  2. Adding adrenaline makes a block last longer by causing vasoconstriction. This slows the absorption of local anaesthetic away from the area. NEVER use adrenaline on an end-organ, where this is the only blood supply to the area, e.g. a finger, toe or penis, as this may cause a failure of the blood supply to that area.
  3. See tutorial
  4. Penile or caudal block.
  5. Digit, ankle, popliteal, sciatic nerve blocks, caudal. Whilst most of these would not be practical, remember that the nerves to an area can be blocked anywhere from locally to centrally.
  6. Failure of block, damage to nerve (pain, loss of sensation), bleeding, infection, damage to any nearby abdominal structures if needle inserted too far (bowel, bladder).
  7. Using a larger volume allows a greater spread of the block. e.g. in a caudal block a small volume will not spread far enough to block the groin area for a hernia repair, and a larger volume is needed. For a digit block only a small volume is necessary, so a more concentrated solution can be used, giving a denser block.

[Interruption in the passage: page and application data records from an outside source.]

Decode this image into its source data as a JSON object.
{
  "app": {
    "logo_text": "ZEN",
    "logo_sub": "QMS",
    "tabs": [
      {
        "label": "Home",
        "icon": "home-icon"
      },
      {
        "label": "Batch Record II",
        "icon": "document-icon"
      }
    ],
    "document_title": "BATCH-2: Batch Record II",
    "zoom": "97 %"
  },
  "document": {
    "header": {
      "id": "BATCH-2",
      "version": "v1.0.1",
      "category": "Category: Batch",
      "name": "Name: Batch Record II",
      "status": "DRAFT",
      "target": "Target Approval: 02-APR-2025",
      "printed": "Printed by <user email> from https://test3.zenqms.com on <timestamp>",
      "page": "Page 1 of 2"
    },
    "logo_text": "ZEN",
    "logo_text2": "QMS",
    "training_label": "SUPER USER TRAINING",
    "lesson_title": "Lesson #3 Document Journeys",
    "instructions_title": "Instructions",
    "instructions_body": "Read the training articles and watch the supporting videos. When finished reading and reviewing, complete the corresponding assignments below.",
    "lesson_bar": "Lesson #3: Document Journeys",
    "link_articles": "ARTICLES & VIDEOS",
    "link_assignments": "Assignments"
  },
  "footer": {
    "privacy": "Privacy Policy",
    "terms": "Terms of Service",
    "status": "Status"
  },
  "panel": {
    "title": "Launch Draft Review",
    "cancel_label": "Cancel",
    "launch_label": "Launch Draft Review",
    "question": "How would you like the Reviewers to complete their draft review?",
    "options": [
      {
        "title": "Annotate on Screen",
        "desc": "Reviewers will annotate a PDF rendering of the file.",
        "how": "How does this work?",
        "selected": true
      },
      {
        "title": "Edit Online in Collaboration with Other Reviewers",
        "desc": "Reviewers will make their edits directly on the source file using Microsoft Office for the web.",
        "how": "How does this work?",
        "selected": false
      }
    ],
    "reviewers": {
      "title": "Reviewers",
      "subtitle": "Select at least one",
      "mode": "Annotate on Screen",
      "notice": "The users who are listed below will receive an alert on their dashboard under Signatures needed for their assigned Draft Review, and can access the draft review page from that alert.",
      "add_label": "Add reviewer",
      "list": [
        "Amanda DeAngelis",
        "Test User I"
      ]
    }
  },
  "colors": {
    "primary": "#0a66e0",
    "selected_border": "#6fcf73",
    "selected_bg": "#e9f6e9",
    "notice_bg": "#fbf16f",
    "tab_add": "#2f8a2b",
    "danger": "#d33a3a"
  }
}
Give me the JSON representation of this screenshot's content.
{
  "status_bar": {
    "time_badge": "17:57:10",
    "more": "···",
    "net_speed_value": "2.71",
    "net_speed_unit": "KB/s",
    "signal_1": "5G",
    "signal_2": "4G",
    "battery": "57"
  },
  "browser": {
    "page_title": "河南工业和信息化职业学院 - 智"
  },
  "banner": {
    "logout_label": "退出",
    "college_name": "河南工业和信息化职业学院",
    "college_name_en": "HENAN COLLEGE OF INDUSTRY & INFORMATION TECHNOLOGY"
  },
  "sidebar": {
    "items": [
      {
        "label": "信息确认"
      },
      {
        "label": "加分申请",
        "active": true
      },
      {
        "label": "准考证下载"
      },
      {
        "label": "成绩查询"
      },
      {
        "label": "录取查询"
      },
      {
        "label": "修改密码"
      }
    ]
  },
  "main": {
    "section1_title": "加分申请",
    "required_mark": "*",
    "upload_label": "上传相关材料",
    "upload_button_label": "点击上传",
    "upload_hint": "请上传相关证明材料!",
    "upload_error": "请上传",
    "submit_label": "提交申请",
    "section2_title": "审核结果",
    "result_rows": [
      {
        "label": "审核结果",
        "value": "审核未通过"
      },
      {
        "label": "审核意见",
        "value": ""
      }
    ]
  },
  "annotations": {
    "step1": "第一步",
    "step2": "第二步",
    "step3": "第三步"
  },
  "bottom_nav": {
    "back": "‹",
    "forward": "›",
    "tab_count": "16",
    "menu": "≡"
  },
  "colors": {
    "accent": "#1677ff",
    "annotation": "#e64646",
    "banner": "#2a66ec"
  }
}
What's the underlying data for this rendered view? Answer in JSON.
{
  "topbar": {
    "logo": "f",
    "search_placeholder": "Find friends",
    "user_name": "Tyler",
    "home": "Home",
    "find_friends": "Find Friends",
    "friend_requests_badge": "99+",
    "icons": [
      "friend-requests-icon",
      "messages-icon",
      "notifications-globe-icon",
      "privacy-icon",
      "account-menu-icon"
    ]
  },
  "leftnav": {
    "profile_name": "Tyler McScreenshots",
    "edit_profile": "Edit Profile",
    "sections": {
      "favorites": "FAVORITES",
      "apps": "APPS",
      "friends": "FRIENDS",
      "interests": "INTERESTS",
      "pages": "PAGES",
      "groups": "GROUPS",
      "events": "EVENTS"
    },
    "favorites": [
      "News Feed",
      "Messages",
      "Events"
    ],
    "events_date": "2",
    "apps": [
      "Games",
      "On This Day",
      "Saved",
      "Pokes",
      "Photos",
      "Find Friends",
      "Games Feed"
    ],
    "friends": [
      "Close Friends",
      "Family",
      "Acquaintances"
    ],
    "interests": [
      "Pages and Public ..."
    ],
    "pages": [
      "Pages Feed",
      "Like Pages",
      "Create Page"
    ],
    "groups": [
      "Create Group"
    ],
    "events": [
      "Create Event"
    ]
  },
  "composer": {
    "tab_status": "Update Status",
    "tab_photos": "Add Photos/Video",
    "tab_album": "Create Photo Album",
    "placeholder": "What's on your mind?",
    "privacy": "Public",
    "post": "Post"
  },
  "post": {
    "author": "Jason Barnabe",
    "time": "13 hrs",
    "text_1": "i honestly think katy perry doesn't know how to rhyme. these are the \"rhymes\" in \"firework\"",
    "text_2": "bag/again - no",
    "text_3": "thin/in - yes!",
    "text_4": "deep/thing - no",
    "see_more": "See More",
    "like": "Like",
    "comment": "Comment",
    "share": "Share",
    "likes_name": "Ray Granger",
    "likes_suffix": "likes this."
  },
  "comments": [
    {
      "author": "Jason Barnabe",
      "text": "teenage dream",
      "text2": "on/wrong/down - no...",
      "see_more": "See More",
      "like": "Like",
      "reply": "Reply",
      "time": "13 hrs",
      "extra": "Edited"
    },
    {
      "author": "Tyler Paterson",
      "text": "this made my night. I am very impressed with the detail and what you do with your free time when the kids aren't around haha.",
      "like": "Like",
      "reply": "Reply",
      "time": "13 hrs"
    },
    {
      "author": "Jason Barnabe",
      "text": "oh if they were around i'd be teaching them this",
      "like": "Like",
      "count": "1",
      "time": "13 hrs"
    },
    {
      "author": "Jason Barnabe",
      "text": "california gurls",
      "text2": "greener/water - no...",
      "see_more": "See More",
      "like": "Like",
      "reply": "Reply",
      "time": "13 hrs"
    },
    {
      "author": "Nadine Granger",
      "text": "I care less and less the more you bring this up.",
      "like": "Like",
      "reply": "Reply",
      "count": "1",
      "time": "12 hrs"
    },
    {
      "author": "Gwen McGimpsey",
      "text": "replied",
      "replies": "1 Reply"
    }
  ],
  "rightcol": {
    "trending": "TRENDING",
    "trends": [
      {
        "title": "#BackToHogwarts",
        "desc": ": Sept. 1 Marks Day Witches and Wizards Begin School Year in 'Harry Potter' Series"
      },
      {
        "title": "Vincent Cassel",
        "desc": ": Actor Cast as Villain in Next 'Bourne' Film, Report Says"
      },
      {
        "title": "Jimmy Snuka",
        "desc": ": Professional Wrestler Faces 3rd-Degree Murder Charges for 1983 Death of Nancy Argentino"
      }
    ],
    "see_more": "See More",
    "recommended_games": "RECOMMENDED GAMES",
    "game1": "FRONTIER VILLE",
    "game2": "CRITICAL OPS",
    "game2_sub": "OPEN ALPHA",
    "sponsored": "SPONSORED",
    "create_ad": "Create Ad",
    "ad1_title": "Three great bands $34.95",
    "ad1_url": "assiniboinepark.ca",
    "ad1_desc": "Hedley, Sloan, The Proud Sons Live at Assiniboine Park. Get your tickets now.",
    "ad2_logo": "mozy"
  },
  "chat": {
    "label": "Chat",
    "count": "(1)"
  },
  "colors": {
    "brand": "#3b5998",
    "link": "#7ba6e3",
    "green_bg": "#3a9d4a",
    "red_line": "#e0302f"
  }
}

  8. Early recognition, stop injection, oxygen, CPR. See previous tutorial (16/01/06)
Tutorial Outline